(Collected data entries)
>>>>>

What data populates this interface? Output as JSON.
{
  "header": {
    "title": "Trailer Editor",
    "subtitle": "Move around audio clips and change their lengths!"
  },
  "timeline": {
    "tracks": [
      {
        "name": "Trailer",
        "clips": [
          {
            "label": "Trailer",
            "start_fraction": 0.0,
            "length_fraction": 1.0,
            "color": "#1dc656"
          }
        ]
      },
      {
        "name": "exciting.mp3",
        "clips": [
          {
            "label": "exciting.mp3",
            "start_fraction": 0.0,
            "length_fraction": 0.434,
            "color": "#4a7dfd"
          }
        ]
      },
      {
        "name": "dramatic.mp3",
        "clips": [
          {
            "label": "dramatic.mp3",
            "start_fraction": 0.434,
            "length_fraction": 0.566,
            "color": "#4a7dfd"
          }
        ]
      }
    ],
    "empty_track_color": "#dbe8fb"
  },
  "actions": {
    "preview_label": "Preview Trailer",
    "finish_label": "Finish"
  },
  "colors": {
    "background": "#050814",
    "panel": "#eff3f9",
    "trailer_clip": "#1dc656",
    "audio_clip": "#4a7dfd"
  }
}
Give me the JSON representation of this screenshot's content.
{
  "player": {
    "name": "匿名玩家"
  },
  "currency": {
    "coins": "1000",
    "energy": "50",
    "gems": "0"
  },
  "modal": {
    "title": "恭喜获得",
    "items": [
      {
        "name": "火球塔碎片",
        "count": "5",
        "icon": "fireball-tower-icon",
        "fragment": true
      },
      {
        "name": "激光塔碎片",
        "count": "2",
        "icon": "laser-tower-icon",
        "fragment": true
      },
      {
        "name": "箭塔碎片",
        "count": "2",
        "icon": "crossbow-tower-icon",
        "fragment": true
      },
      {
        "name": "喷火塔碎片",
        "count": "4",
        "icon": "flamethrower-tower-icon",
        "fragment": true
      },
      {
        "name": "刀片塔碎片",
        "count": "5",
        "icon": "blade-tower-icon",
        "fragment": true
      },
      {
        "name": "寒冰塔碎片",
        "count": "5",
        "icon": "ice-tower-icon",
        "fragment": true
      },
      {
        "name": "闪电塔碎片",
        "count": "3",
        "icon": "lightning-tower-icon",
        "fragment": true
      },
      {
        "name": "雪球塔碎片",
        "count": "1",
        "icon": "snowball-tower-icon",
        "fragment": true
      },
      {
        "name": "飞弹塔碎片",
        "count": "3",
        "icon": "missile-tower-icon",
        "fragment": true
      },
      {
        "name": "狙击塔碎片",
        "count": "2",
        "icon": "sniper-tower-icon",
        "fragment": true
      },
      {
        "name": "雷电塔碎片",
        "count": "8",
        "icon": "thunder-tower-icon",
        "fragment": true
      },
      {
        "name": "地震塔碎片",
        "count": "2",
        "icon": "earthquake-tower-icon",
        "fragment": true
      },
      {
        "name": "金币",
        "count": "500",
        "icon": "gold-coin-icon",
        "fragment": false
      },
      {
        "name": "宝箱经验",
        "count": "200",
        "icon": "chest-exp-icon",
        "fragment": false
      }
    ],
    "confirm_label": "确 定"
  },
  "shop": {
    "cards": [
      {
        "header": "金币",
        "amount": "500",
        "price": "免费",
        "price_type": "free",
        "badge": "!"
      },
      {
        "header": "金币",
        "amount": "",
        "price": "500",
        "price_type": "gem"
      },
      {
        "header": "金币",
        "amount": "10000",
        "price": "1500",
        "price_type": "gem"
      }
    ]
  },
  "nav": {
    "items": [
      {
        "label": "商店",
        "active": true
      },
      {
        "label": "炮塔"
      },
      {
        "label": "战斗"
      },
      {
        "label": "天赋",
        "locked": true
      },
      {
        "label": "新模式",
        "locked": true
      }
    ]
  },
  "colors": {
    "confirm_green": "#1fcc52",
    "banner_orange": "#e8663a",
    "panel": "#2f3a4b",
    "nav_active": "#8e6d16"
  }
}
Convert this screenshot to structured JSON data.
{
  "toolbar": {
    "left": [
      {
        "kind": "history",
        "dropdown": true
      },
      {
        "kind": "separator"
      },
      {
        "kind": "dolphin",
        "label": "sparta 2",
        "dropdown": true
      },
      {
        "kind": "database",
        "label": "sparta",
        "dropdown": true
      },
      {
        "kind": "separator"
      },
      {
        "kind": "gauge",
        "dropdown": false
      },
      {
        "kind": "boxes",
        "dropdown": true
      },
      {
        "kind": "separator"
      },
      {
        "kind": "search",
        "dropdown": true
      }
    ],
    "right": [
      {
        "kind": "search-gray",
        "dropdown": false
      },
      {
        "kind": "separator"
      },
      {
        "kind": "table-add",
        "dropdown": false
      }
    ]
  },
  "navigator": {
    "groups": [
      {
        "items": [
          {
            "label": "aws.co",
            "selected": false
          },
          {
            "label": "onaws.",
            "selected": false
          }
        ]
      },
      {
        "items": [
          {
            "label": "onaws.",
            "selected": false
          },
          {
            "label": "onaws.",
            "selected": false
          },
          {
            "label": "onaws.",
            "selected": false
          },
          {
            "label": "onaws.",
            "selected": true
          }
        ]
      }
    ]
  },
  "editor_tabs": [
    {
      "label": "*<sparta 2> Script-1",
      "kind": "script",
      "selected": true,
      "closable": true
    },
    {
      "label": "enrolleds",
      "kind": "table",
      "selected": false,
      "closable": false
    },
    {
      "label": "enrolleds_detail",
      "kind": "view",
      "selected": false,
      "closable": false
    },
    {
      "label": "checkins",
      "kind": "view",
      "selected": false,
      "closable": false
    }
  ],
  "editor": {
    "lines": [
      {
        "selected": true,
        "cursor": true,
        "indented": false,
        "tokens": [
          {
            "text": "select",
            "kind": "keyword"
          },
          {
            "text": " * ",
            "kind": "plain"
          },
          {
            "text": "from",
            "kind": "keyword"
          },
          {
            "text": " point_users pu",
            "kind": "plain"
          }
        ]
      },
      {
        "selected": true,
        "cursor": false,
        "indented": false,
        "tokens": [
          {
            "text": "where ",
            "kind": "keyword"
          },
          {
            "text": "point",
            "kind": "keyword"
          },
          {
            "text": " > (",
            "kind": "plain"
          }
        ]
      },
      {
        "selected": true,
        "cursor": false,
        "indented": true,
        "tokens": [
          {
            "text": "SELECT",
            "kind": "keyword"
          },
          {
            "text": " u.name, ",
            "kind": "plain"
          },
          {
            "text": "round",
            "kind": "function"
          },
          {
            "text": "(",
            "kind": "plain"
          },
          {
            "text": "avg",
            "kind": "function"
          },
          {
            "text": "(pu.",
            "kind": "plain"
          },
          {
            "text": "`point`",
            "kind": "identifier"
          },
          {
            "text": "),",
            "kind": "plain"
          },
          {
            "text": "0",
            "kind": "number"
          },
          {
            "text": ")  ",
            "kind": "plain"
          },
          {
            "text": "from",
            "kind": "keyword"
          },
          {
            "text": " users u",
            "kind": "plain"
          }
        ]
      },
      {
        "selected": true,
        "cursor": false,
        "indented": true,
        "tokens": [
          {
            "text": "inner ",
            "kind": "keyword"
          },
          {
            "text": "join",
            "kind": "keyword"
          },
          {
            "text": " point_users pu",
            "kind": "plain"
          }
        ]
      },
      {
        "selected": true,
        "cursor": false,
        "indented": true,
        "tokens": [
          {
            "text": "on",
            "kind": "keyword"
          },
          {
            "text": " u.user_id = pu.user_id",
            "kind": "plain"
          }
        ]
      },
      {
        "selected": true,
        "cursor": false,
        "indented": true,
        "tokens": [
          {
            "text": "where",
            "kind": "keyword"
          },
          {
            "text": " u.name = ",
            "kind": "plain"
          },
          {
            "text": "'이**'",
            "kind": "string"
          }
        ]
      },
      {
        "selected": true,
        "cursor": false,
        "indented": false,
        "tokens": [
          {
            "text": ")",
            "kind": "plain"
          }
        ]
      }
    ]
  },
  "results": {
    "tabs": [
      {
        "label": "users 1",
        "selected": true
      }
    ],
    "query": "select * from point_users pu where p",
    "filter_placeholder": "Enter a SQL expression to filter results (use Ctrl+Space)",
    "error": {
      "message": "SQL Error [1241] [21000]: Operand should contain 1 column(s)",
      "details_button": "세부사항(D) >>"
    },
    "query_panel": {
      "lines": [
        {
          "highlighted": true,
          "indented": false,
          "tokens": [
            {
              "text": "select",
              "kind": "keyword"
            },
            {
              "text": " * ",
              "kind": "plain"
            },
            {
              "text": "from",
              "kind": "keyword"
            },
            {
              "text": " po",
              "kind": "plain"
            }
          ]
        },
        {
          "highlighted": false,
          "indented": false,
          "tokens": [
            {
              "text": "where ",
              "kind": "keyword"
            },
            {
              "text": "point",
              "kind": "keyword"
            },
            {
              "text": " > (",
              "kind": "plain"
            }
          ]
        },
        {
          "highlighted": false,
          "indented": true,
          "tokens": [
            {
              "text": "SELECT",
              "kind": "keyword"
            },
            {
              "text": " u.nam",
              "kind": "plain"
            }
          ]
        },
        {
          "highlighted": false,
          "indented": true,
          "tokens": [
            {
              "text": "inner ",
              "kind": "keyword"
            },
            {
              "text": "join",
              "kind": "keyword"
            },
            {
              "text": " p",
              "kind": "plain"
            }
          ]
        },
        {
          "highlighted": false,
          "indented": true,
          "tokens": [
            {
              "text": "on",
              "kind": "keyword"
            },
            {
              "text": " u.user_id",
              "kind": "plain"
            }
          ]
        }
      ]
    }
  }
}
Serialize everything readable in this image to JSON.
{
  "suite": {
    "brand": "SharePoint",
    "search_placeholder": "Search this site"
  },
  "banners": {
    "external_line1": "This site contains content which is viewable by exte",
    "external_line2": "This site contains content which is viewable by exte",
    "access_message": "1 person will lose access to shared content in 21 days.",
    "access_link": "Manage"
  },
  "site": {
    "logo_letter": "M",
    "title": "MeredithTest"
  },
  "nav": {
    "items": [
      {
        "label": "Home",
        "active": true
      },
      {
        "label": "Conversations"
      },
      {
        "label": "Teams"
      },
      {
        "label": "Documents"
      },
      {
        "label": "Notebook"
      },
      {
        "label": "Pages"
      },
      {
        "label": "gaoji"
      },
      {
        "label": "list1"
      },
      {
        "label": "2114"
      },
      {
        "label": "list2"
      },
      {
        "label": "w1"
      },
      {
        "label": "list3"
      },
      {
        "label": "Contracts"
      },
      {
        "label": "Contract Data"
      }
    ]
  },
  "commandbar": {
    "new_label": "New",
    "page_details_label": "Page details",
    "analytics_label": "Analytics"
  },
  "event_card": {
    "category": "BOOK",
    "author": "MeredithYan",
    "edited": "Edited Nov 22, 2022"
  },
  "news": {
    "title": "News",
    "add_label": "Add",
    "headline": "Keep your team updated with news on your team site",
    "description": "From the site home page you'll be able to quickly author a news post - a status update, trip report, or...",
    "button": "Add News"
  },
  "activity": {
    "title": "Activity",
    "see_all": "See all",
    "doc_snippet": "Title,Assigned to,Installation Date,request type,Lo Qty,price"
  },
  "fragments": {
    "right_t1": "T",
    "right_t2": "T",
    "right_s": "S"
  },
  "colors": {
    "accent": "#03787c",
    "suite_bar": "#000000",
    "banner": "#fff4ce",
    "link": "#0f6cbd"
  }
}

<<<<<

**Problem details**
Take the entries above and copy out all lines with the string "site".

**Reply to the task**
    "search_placeholder": "Search this site"
    "external_line1": "This site contains content which is viewable by exte",
    "external_line2": "This site contains content which is viewable by exte",
  "site": {
    "headline": "Keep your team updated with news on your team site",
    "description": "From the site home page you'll be able to quickly author a news post - a status update, trip report, or...",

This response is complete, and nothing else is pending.